◆ DESCRIPTION OF THE TASK ◆
Search the listing below for lines that hold the word "selected", and report only how many there are.

◆ RECORDS TO PROCESS ◆
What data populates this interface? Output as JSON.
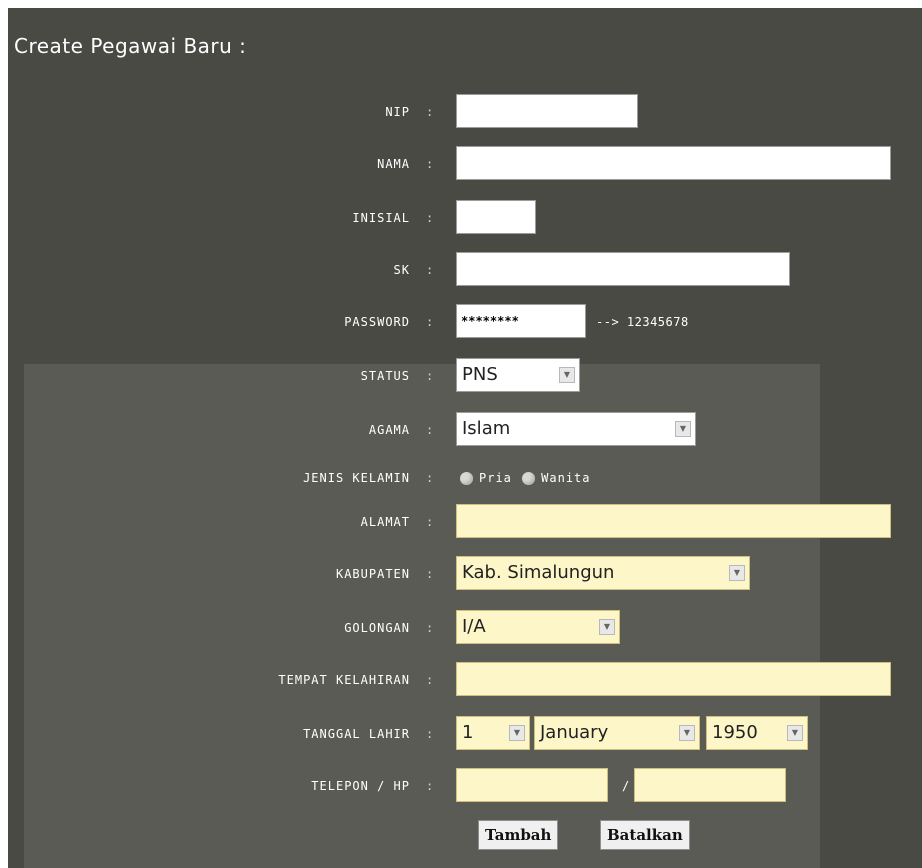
{
  "title": "Create Pegawai Baru :",
  "separator": ":",
  "fields": {
    "nip": {
      "label": "NIP",
      "value": ""
    },
    "nama": {
      "label": "NAMA",
      "value": ""
    },
    "inisial": {
      "label": "INISIAL",
      "value": ""
    },
    "sk": {
      "label": "SK",
      "value": ""
    },
    "password": {
      "label": "PASSWORD",
      "value": "********",
      "hint": "--> 12345678"
    },
    "status": {
      "label": "STATUS",
      "selected": "PNS"
    },
    "agama": {
      "label": "AGAMA",
      "selected": "Islam"
    },
    "jenis_kelamin": {
      "label": "JENIS KELAMIN",
      "options": [
        "Pria",
        "Wanita"
      ]
    },
    "alamat": {
      "label": "ALAMAT",
      "value": ""
    },
    "kabupaten": {
      "label": "KABUPATEN",
      "selected": "Kab. Simalungun"
    },
    "golongan": {
      "label": "GOLONGAN",
      "selected": "I/A"
    },
    "tempat_kelahiran": {
      "label": "TEMPAT KELAHIRAN",
      "value": ""
    },
    "tanggal_lahir": {
      "label": "TANGGAL LAHIR",
      "day": "1",
      "month": "January",
      "year": "1950"
    },
    "telepon": {
      "label": "TELEPON / HP",
      "separator": "/",
      "value1": "",
      "value2": ""
    }
  },
  "buttons": {
    "submit": "Tambah",
    "cancel": "Batalkan"
  },
  "colors": {
    "panel": "#4a4a45",
    "watermark_area": "#5b5b55",
    "input_cream": "#fdf6c8",
    "input_white": "#ffffff"
  }
}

◆ ANSWER BOX ◆
4